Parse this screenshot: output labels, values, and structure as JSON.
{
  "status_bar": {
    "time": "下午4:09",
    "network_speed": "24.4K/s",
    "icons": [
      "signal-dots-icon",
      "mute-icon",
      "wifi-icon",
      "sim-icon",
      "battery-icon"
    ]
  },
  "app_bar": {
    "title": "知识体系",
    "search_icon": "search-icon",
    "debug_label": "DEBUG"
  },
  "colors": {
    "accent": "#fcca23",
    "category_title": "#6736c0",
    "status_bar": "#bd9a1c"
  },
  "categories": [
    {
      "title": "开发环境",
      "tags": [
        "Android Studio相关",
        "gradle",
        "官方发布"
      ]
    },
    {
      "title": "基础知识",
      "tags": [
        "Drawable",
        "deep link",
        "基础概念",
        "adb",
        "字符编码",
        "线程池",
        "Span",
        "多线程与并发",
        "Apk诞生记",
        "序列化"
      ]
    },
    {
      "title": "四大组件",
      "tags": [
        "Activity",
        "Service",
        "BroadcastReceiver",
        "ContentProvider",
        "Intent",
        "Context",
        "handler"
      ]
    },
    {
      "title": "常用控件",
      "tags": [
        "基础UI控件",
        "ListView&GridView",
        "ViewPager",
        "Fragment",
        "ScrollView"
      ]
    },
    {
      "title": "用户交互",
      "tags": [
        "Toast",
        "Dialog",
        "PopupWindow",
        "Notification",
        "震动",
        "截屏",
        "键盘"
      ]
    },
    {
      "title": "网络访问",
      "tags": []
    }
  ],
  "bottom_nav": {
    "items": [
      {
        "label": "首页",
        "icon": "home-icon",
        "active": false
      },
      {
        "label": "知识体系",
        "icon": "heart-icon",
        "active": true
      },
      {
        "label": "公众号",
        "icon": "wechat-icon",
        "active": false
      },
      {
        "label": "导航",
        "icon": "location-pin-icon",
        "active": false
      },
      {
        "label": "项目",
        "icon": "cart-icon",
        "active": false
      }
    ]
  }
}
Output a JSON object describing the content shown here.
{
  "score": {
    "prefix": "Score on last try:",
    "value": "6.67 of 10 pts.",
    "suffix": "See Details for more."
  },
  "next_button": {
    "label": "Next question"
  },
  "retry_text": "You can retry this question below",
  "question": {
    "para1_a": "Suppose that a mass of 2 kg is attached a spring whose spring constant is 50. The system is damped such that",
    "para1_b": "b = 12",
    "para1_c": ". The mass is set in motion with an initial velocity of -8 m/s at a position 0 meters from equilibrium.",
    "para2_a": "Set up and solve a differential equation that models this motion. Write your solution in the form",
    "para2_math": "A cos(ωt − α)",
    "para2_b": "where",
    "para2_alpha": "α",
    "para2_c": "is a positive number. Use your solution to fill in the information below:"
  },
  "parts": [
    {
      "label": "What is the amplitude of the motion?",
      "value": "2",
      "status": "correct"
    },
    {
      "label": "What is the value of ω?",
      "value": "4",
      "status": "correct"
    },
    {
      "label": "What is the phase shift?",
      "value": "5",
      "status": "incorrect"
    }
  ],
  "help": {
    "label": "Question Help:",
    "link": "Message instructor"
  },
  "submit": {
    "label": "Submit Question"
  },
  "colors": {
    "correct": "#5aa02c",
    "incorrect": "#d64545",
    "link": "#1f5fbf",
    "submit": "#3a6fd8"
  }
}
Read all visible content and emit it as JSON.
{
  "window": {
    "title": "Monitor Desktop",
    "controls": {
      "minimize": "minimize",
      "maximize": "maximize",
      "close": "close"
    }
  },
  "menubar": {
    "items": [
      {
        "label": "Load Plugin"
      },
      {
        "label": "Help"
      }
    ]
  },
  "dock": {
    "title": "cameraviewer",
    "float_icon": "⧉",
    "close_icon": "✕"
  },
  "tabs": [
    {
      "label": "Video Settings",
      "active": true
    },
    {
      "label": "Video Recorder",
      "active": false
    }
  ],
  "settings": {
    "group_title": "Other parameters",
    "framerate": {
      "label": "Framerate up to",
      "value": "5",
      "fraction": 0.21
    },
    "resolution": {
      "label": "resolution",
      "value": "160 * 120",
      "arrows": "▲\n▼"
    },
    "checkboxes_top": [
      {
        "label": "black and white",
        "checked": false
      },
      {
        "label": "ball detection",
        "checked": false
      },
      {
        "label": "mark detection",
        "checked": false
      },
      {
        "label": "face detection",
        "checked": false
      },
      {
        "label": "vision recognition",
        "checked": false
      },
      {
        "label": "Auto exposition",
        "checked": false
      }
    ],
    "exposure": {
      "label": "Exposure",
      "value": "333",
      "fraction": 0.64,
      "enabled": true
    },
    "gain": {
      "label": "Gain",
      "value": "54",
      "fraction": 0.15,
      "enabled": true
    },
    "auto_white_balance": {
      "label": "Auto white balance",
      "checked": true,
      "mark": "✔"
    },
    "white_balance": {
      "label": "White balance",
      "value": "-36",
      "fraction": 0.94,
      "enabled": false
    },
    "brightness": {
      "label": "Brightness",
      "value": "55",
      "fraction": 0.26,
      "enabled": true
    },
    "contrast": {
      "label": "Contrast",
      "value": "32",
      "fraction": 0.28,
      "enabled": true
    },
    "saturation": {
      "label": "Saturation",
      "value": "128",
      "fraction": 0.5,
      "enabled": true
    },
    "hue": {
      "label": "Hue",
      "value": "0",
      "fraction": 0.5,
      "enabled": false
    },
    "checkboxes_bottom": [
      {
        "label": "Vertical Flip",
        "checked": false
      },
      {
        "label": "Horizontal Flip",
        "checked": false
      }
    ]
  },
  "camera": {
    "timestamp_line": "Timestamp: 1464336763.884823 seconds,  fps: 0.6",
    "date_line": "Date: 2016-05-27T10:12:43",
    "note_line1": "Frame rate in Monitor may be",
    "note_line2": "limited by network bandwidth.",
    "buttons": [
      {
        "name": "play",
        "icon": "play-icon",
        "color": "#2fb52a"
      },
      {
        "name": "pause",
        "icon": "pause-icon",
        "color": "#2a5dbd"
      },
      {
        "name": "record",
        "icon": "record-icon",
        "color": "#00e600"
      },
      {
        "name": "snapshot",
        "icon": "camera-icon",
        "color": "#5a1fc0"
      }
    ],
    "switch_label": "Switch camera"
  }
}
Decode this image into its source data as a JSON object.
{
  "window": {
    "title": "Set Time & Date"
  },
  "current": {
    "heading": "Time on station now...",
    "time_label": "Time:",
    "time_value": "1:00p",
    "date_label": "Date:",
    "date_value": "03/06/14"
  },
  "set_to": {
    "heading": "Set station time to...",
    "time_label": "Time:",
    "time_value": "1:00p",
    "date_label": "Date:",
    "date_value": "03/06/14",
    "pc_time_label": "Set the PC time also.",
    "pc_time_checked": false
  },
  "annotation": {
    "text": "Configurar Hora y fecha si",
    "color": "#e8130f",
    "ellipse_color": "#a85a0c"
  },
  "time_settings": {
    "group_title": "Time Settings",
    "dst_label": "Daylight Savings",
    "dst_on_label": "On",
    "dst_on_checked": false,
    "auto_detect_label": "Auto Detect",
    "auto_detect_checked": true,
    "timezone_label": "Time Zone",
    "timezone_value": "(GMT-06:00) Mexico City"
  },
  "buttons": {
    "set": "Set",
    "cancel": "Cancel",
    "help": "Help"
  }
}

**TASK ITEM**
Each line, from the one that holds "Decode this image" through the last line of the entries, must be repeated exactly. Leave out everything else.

**ANSWER TO THIS PROBLEM**
Decode this image into its source data as a JSON object.
{
  "window": {
    "title": "Set Time & Date"
  },
  "current": {
    "heading": "Time on station now...",
    "time_label": "Time:",
    "time_value": "1:00p",
    "date_label": "Date:",
    "date_value": "03/06/14"
  },
  "set_to": {
    "heading": "Set station time to...",
    "time_label": "Time:",
    "time_value": "1:00p",
    "date_label": "Date:",
    "date_value": "03/06/14",
    "pc_time_label": "Set the PC time also.",
    "pc_time_checked": false
  },
  "annotation": {
    "text": "Configurar Hora y fecha si",
    "color": "#e8130f",
    "ellipse_color": "#a85a0c"
  },
  "time_settings": {
    "group_title": "Time Settings",
    "dst_label": "Daylight Savings",
    "dst_on_label": "On",
    "dst_on_checked": false,
    "auto_detect_label": "Auto Detect",
    "auto_detect_checked": true,
    "timezone_label": "Time Zone",
    "timezone_value": "(GMT-06:00) Mexico City"
  },
  "buttons": {
    "set": "Set",
    "cancel": "Cancel",
    "help": "Help"
  }
}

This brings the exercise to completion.